Ethan Couch, the teen fugitive from Texas known for using an "affluenza" defense, has been granted a three-day delay in deportation.
An official with Mexico's Migration Institute told the Associated Press on Wednesday that Couch won a three-day court injunction. The official spoke on condition of anonymity because he or she wasn't authorized to be quoted by name.
Couch and his mother were scheduled to fly back to Houston on Wednesday. It wasn't immediately clear if his mother, Tonya Couch, also would be granted a delay.
They were being held at immigration offices in Guadalajara.
Known as an "amparo," or protection, such appeals try to block a government action. In this case, Couch's attorneys are asking a judge to prevent authorities from deporting him or holding him without contact with lawyers, family members or visitors.
A federal judge has three days to rule on whether Couch's appeal is well-founded. If the judge rules in Couch's favor, there could be a trial process in Mexico that can last for weeks or even months.
Such appeals are unique in Mexico because they are precautionary. In this case, authorities would be prevented from moving forward with Couch's deportation until the issue of whether deportation would violate his rights is resolved.

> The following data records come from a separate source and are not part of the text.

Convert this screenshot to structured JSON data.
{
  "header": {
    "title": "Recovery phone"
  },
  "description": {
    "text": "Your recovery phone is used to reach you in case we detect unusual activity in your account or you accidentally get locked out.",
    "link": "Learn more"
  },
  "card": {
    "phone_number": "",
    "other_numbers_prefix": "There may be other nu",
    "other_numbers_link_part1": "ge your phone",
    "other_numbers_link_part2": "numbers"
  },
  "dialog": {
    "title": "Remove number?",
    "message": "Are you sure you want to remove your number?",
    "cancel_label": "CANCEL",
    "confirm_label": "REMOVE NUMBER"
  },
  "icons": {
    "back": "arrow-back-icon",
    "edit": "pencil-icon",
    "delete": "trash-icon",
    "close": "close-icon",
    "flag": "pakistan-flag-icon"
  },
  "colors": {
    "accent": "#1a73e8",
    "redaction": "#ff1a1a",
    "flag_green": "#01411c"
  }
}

North Texas law enforcement officials have worked with federal authorities for weeks to track down Couch and his mother. Following news of the deportation delay, Dee Anderson, the Tarrant County sheriff, expressed his displeasure via Twitter:
Is anyone surprised the Couch duo are putting up legal fight to not return and face justice? Not me. Will it never end? #EthanCouch
— Dee Anderson (@SheriffAnderson) December 30, 2015
What happened in Mexico
A phone call for pizza led to their capture in the Mexican resort city of Puerto Vallarta.
Couch and his mother spent three days in a rented condo at a resort development. A police report says Couch, who’s 18, and his mother stayed at the Los Tules resort from Dec. 20 to Dec. 23, but were asked to leave because the condo's owner was coming in for Christmas.
While at the condo, they called out for a pizza, which tipped police off to their whereabouts. By the time police showed up on Dec. 28, the mother and son were gone.
But one of the condo's employees found them an apartment in Puerto Vallarta's less glitzy center. She told them where Couch and his mother were staying, and Mexican detectives located the apartment and staked it out.
The police report says that when the two appeared on the street, detectives approached them and asked them their names, and that the Couches showed an "evasive attitude."
The report says mother and son were "confusing about their names and mentioned they had no identification and no immigration documents."
Missing since early December
Couch was on juvenile probation after killing four people in a drunken-driving wreck.
Authorities began searching for the pair after Ethan Couch missed a mandatory appointment with his probation officer on Dec. 10.
Once returned to Texas, Couch will be held in a North Texas facility until a probation violation hearing Jan. 19.
Tonya Couch faces a two- to 10-year sentence if convicted of hindering apprehension.
Couch's attorneys did not immediately return calls for comment. On Tuesday, they said they hadn’t spoken with Ethan Couch and didn’t anticipate doing so until he arrives in Texas.
KERA News contributed to this report.
Photo: Henry Romero/Reuters